Mywork is taking active steps to arrange for group insurance plans and training courses for our database of workers. Mywork also protects workers by having the option to take errant businesses off the app.
The ideas behind job re-design are essentially for a business to (1) evaluate its existing HR policies with a view to maximising its resources by leveraging on a liquid workforce, (2) take advantage of technology in redesign efforts, and (3) alter job elements so that may achieve maximum output. If every business that, seeks to be part of the gig economy takes the above steps, then they would be well-primed to reap the benefits of a liquid workforce. These steps will help businesses lower their running costs as well as see greater worker productivity (each role is well-defined) and satisfaction.
The gig economy is growing and here to stay. There is no dispute on that front. The battle on talent crunch and skills shortage will be won by businesses that internalise this change, and take active steps to mitigate this slow erosion of the notion of a traditional, 9 to 5 office job.

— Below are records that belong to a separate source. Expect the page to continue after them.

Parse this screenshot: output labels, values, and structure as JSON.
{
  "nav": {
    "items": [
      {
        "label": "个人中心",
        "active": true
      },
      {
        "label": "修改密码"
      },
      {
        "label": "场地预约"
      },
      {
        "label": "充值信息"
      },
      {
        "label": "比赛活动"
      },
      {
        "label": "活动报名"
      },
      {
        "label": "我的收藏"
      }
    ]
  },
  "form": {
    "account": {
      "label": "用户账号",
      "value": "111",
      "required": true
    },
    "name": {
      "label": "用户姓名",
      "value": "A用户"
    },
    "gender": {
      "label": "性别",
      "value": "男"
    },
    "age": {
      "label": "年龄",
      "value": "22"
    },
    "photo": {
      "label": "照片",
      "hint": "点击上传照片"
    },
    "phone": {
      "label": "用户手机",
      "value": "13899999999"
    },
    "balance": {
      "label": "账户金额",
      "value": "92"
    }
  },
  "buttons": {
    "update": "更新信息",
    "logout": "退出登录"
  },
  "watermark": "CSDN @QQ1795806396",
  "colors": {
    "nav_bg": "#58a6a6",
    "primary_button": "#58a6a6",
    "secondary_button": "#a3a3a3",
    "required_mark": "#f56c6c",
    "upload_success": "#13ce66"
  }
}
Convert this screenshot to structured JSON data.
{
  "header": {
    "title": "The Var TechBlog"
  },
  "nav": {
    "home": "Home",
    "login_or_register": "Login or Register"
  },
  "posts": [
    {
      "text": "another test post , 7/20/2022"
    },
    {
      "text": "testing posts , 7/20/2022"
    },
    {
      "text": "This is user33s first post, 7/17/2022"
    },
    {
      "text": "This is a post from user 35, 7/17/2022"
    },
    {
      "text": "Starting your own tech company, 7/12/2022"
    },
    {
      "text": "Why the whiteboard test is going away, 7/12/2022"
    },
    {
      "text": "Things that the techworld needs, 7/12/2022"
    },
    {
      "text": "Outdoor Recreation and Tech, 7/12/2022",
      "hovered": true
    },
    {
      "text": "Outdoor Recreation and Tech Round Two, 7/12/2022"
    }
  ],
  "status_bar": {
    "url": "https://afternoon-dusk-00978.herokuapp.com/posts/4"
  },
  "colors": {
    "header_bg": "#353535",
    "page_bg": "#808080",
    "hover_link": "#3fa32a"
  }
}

Such mitigation would include engaging in job re-design as well as understanding their business cycles and ramping up numbers needed for any particular business function accordingly. The perception that, the risk of data breaches would be higher in a gig economy is, in my opinion, somewhat artificial.
If an individual under your charge (whether as an employee or a gig worker) wishes to take any data, no piece of paper (i.e. not even a tightly-drafted employment contract) would prevent that.
However, businesses should be advised to use non-disclosure agreements for workers, who would be exposed to sensitive data and impress on them the effects of any such breach. It would also be imperative on the businesses to actively appoint a suitable data protection officer (as stipulated in the Personal Data Protection Act) to minimise any such risks.
Presently, Mywork is working with Mendaki Sense in rolling out a course for workers to help them understand the changes in global HR trends and how to adapt and have sustained employability in the new on-demand economy. They cater across the board to most blue-collar industries, as we foresee these workers requiring the most assistance. We are also in the process of rolling out another course, which will be business-centric to assist businesses engaging in job re-design.
We are members of the SME Centre (SMCCI) and work closely with them to help our clients benefit from the SPRING business advisory sessions. We also participate in various networking sessions and industry cluster meetings, so that more businesses benefit from our platform.
We are rolling out training for workers in partnership with Mendaki Sense, and also have an exclusive partnership with them for their career/job placement fairs. We have also actively conducted talks at their career fairs to introduce the changing landscape of the job scene, to workers of all demographics.
We are members of RAISE and have participated in multiple networking sessions. We are also in talks with fellow RAISE members so that, they may use our platform to either find volunteers/workers for their respective social enterprises or post-shifts/gigs that need to be filled.
We have conducted multiple presentations at NTUC ULive and U Club symposiums for older workers/retirees seeking to re-enter the workforce. The presentation was focused on how technology may be used to find and secure a job.
Also read: Singapore’s Rising Gig Economy Presents New Workforce Challenges